▶ [WORK TASK]
Make an exact copy of the records, with the pictures left out.

::: GIVEN INFORMATION

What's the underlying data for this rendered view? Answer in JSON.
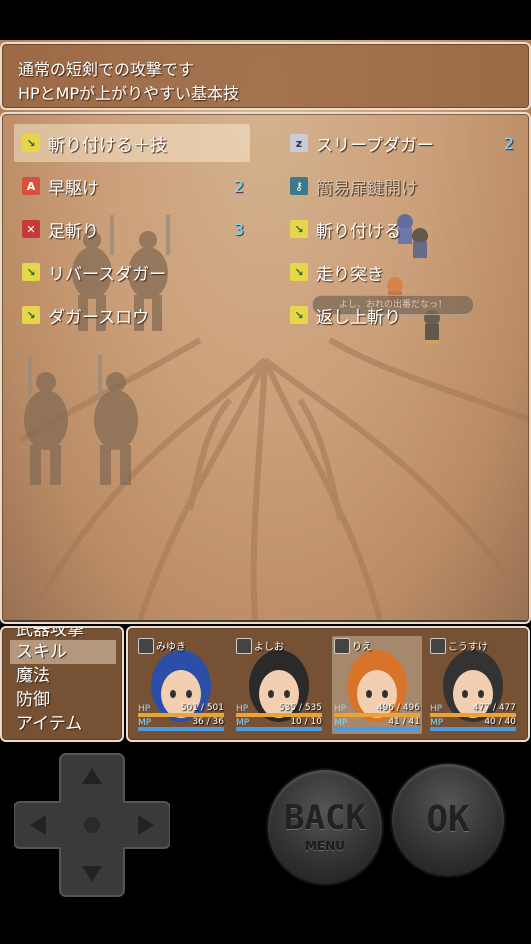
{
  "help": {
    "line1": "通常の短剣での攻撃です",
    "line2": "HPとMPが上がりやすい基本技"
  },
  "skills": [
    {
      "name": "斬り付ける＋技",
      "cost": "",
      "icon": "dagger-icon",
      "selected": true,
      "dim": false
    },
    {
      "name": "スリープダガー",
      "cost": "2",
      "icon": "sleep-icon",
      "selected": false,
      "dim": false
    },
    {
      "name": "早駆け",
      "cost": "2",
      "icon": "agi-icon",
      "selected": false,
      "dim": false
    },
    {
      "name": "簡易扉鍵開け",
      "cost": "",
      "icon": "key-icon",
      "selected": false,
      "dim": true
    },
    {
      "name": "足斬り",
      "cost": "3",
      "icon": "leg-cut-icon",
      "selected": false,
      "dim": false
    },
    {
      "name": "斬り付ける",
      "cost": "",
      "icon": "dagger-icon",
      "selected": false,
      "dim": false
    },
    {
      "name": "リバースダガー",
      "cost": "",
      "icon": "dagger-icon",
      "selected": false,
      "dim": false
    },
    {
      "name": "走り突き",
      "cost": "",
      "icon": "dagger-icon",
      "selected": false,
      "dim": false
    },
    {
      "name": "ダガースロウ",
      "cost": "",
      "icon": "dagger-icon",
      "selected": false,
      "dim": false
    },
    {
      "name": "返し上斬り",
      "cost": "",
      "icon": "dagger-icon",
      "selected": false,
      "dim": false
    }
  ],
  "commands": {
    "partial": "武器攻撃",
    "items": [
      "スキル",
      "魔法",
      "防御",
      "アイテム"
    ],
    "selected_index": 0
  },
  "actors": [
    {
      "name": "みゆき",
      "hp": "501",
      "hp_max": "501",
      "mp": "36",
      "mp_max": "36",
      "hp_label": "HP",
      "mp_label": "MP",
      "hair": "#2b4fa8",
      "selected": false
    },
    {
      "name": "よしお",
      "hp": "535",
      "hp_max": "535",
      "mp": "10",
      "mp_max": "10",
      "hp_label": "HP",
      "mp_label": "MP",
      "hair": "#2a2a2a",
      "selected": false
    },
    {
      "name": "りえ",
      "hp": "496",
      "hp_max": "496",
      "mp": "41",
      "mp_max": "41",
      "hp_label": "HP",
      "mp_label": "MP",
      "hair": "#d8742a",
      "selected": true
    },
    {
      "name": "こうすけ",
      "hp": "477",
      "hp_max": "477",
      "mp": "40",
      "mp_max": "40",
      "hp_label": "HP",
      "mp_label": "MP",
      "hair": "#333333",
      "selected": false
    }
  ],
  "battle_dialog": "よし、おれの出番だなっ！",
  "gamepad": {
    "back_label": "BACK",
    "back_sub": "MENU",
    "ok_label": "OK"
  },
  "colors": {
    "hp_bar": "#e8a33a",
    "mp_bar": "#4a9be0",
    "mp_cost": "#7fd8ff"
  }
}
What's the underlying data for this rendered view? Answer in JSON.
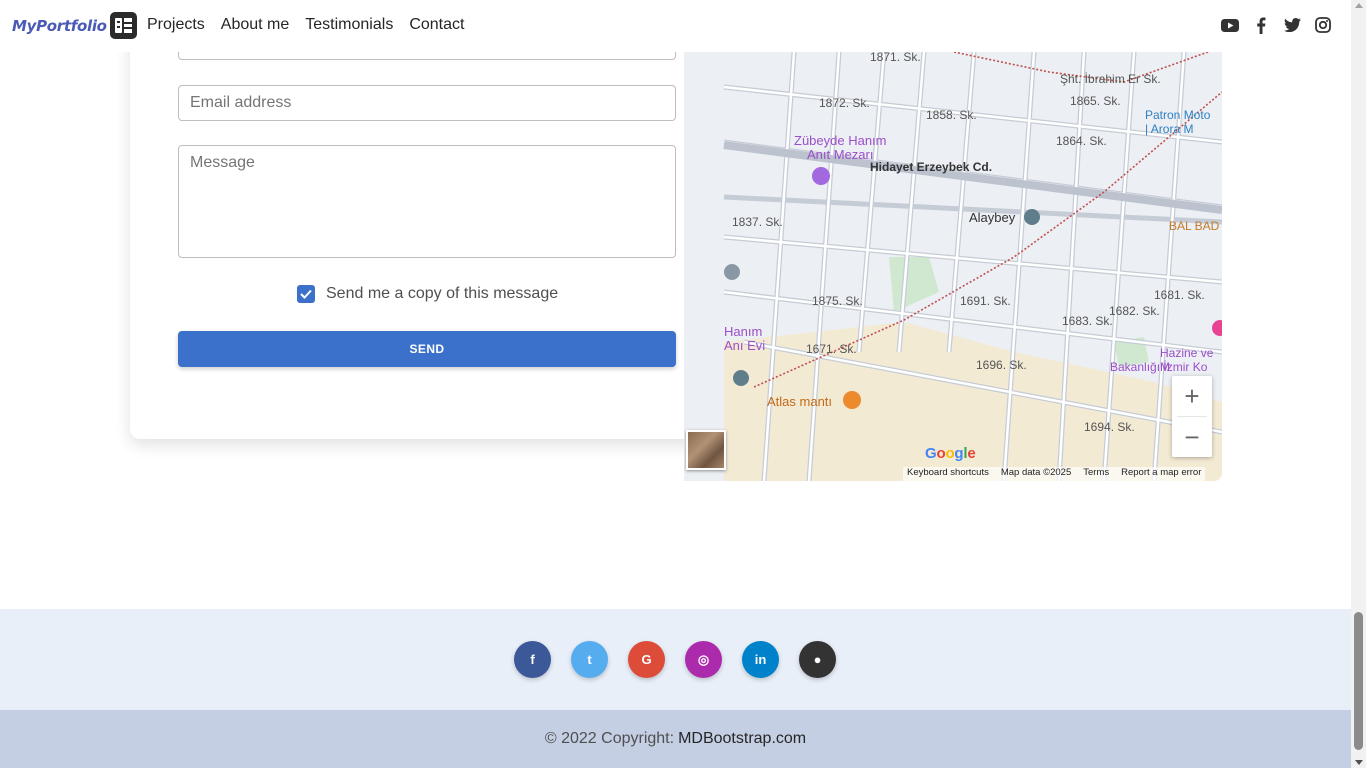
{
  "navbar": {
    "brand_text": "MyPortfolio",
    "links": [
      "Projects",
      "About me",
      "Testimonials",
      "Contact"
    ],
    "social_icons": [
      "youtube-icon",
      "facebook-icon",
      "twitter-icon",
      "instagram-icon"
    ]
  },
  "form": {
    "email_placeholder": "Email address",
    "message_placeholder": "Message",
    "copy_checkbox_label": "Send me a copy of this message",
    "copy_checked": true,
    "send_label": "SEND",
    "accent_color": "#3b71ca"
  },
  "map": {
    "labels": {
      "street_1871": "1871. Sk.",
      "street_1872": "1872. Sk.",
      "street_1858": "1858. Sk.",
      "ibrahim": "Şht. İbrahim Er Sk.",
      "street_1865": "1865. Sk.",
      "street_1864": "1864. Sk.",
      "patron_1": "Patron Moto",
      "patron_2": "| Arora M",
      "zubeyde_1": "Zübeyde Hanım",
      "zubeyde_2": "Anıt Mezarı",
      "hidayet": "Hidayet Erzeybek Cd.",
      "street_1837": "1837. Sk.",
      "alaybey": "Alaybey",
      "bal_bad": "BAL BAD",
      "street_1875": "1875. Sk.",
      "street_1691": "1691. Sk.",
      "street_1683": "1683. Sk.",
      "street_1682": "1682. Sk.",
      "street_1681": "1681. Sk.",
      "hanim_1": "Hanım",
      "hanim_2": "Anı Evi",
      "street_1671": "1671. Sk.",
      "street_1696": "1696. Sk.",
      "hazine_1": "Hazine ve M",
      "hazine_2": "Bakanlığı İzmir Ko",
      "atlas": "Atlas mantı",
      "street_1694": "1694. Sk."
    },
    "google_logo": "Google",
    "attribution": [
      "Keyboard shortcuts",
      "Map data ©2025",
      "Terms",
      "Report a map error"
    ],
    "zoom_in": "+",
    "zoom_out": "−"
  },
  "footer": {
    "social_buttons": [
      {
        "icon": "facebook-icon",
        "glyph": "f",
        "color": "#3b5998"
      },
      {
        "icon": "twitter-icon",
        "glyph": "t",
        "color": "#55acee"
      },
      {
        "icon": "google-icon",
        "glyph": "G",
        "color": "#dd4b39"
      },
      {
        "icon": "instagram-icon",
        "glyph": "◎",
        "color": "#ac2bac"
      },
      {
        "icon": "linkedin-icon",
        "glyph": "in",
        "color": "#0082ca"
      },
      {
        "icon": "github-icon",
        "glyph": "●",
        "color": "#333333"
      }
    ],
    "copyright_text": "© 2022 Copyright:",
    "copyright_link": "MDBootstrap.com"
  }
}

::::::

▶ [TASK RESULT]
What's the underlying data for this rendered view? Answer in JSON.
{
  "help": {
    "line1": "通常の短剣での攻撃です",
    "line2": "HPとMPが上がりやすい基本技"
  },
  "skills": [
    {
      "name": "斬り付ける＋技",
      "cost": "",
      "icon": "dagger-icon",
      "selected": true,
      "dim": false
    },
    {
      "name": "スリープダガー",
      "cost": "2",
      "icon": "sleep-icon",
      "selected": false,
      "dim": false
    },
    {
      "name": "早駆け",
      "cost": "2",
      "icon": "agi-icon",
      "selected": false,
      "dim": false
    },
    {
      "name": "簡易扉鍵開け",
      "cost": "",
      "icon": "key-icon",
      "selected": false,
      "dim": true
    },
    {
      "name": "足斬り",
      "cost": "3",
      "icon": "leg-cut-icon",
      "selected": false,
      "dim": false
    },
    {
      "name": "斬り付ける",
      "cost": "",
      "icon": "dagger-icon",
      "selected": false,
      "dim": false
    },
    {
      "name": "リバースダガー",
      "cost": "",
      "icon": "dagger-icon",
      "selected": false,
      "dim": false
    },
    {
      "name": "走り突き",
      "cost": "",
      "icon": "dagger-icon",
      "selected": false,
      "dim": false
    },
    {
      "name": "ダガースロウ",
      "cost": "",
      "icon": "dagger-icon",
      "selected": false,
      "dim": false
    },
    {
      "name": "返し上斬り",
      "cost": "",
      "icon": "dagger-icon",
      "selected": false,
      "dim": false
    }
  ],
  "commands": {
    "partial": "武器攻撃",
    "items": [
      "スキル",
      "魔法",
      "防御",
      "アイテム"
    ],
    "selected_index": 0
  },
  "actors": [
    {
      "name": "みゆき",
      "hp": "501",
      "hp_max": "501",
      "mp": "36",
      "mp_max": "36",
      "hp_label": "HP",
      "mp_label": "MP",
      "hair": "#2b4fa8",
      "selected": false
    },
    {
      "name": "よしお",
      "hp": "535",
      "hp_max": "535",
      "mp": "10",
      "mp_max": "10",
      "hp_label": "HP",
      "mp_label": "MP",
      "hair": "#2a2a2a",
      "selected": false
    },
    {
      "name": "りえ",
      "hp": "496",
      "hp_max": "496",
      "mp": "41",
      "mp_max": "41",
      "hp_label": "HP",
      "mp_label": "MP",
      "hair": "#d8742a",
      "selected": true
    },
    {
      "name": "こうすけ",
      "hp": "477",
      "hp_max": "477",
      "mp": "40",
      "mp_max": "40",
      "hp_label": "HP",
      "mp_label": "MP",
      "hair": "#333333",
      "selected": false
    }
  ],
  "battle_dialog": "よし、おれの出番だなっ！",
  "gamepad": {
    "back_label": "BACK",
    "back_sub": "MENU",
    "ok_label": "OK"
  },
  "colors": {
    "hp_bar": "#e8a33a",
    "mp_bar": "#4a9be0",
    "mp_cost": "#7fd8ff"
  }
}
What's the underlying data for this rendered view? Answer in JSON.
{
  "navbar": {
    "brand_text": "MyPortfolio",
    "links": [
      "Projects",
      "About me",
      "Testimonials",
      "Contact"
    ],
    "social_icons": [
      "youtube-icon",
      "facebook-icon",
      "twitter-icon",
      "instagram-icon"
    ]
  },
  "form": {
    "email_placeholder": "Email address",
    "message_placeholder": "Message",
    "copy_checkbox_label": "Send me a copy of this message",
    "copy_checked": true,
    "send_label": "SEND",
    "accent_color": "#3b71ca"
  },
  "map": {
    "labels": {
      "street_1871": "1871. Sk.",
      "street_1872": "1872. Sk.",
      "street_1858": "1858. Sk.",
      "ibrahim": "Şht. İbrahim Er Sk.",
      "street_1865": "1865. Sk.",
      "street_1864": "1864. Sk.",
      "patron_1": "Patron Moto",
      "patron_2": "| Arora M",
      "zubeyde_1": "Zübeyde Hanım",
      "zubeyde_2": "Anıt Mezarı",
      "hidayet": "Hidayet Erzeybek Cd.",
      "street_1837": "1837. Sk.",
      "alaybey": "Alaybey",
      "bal_bad": "BAL BAD",
      "street_1875": "1875. Sk.",
      "street_1691": "1691. Sk.",
      "street_1683": "1683. Sk.",
      "street_1682": "1682. Sk.",
      "street_1681": "1681. Sk.",
      "hanim_1": "Hanım",
      "hanim_2": "Anı Evi",
      "street_1671": "1671. Sk.",
      "street_1696": "1696. Sk.",
      "hazine_1": "Hazine ve M",
      "hazine_2": "Bakanlığı İzmir Ko",
      "atlas": "Atlas mantı",
      "street_1694": "1694. Sk."
    },
    "google_logo": "Google",
    "attribution": [
      "Keyboard shortcuts",
      "Map data ©2025",
      "Terms",
      "Report a map error"
    ],
    "zoom_in": "+",
    "zoom_out": "−"
  },
  "footer": {
    "social_buttons": [
      {
        "icon": "facebook-icon",
        "glyph": "f",
        "color": "#3b5998"
      },
      {
        "icon": "twitter-icon",
        "glyph": "t",
        "color": "#55acee"
      },
      {
        "icon": "google-icon",
        "glyph": "G",
        "color": "#dd4b39"
      },
      {
        "icon": "instagram-icon",
        "glyph": "◎",
        "color": "#ac2bac"
      },
      {
        "icon": "linkedin-icon",
        "glyph": "in",
        "color": "#0082ca"
      },
      {
        "icon": "github-icon",
        "glyph": "●",
        "color": "#333333"
      }
    ],
    "copyright_text": "© 2022 Copyright:",
    "copyright_link": "MDBootstrap.com"
  }
}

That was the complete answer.